The color of that riding hood should not be taken as mere coincidence, of course, since red is perhaps the most striking color of the spectrum and has long a favorite for use as a symbol of sexuality. The plot device that has Red Riding Hood taking off on her journey to grandmother’s house should be viewed in terms of a metaphoric journey toward maturity. The woods in fairy tales are not only dark and mysterious, but more importantly they are overflowing with temptation. The words are the crucible in which Little Red Riding Hood will face a test of her maturity through the temptation that is the greatest obstacle to the process of maturation.
The central conceit that the horror and terror found in other versions (such as Cinderella’s ugly stepsisters cutting off their toes or otherwise mutilating their bodies in order to make the shoe fit) no longer provides an entryway into the conscious workings of the adult mind.
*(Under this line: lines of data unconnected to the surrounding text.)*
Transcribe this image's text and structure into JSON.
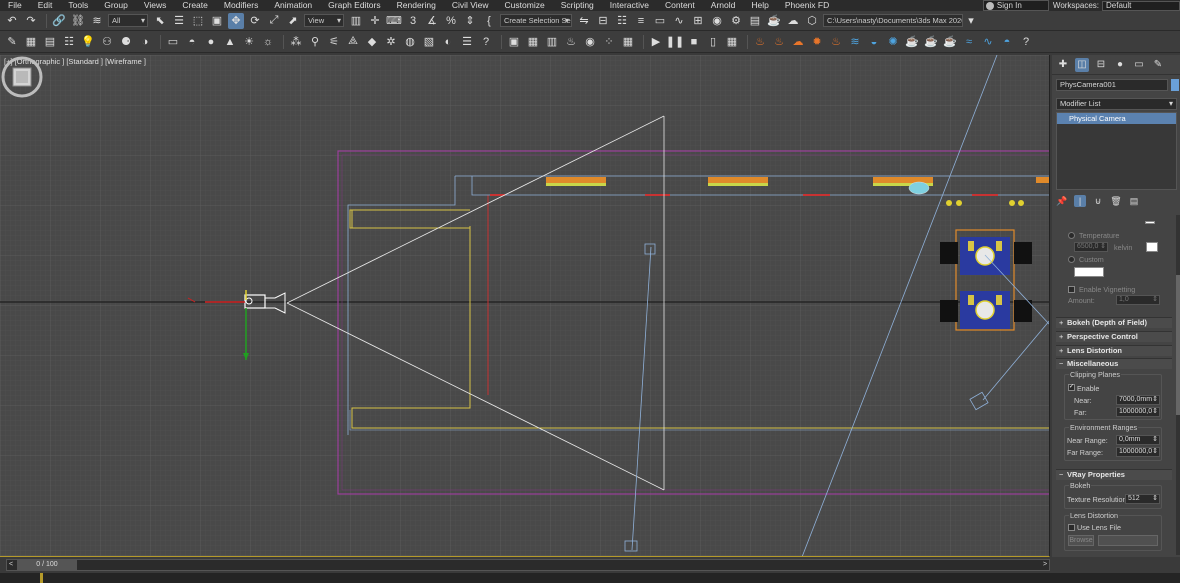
{
  "menu": {
    "items": [
      "File",
      "Edit",
      "Tools",
      "Group",
      "Views",
      "Create",
      "Modifiers",
      "Animation",
      "Graph Editors",
      "Rendering",
      "Civil View",
      "Customize",
      "Scripting",
      "Interactive",
      "Content",
      "Arnold",
      "Help",
      "Phoenix FD"
    ],
    "sign_in": "Sign In",
    "workspaces_label": "Workspaces:",
    "workspace_value": "Default"
  },
  "toolbar": {
    "filter_value": "All",
    "coord_value": "View",
    "selection_set": "Create Selection Se",
    "project_path": "C:\\Users\\nasty\\Documents\\3ds Max 2020"
  },
  "viewport": {
    "label": "[+] [Orthographic ] [Standard ] [Wireframe ]"
  },
  "command_panel": {
    "object_name": "PhysCamera001",
    "modifier_list": "Modifier List",
    "stack_item": "Physical Camera",
    "color_swatch": "#6aa0d8",
    "temperature_label": "Temperature",
    "temperature_value": "6500,0",
    "temperature_unit": "kelvin",
    "custom_label": "Custom",
    "enable_vignetting": "Enable Vignetting",
    "amount_label": "Amount:",
    "amount_value": "1,0",
    "rollouts": {
      "bokeh": "Bokeh (Depth of Field)",
      "perspective": "Perspective Control",
      "lens_distortion": "Lens Distortion",
      "misc": "Miscellaneous",
      "vray": "VRay Properties"
    },
    "clipping_planes": "Clipping Planes",
    "enable_label": "Enable",
    "near_label": "Near:",
    "near_value": "7000,0mm",
    "far_label": "Far:",
    "far_value": "1000000,0",
    "env_ranges": "Environment Ranges",
    "near_range_label": "Near Range:",
    "near_range_value": "0,0mm",
    "far_range_label": "Far Range:",
    "far_range_value": "1000000,0",
    "vray_bokeh": "Bokeh",
    "texture_res_label": "Texture Resolution",
    "texture_res_value": "512",
    "vray_lens_distortion": "Lens Distortion",
    "use_lens_file": "Use Lens File",
    "browse": "Browse"
  },
  "timeline": {
    "frame": "0 / 100",
    "left_arrow": "<",
    "right_arrow": ">"
  }
}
Thus stripped those vulgar and offensive elements that are situated within fairy tales as a means for scaring underdeveloped minds into adhering to the dominant moral code, Perrault’s versions become capable of existing on two levels.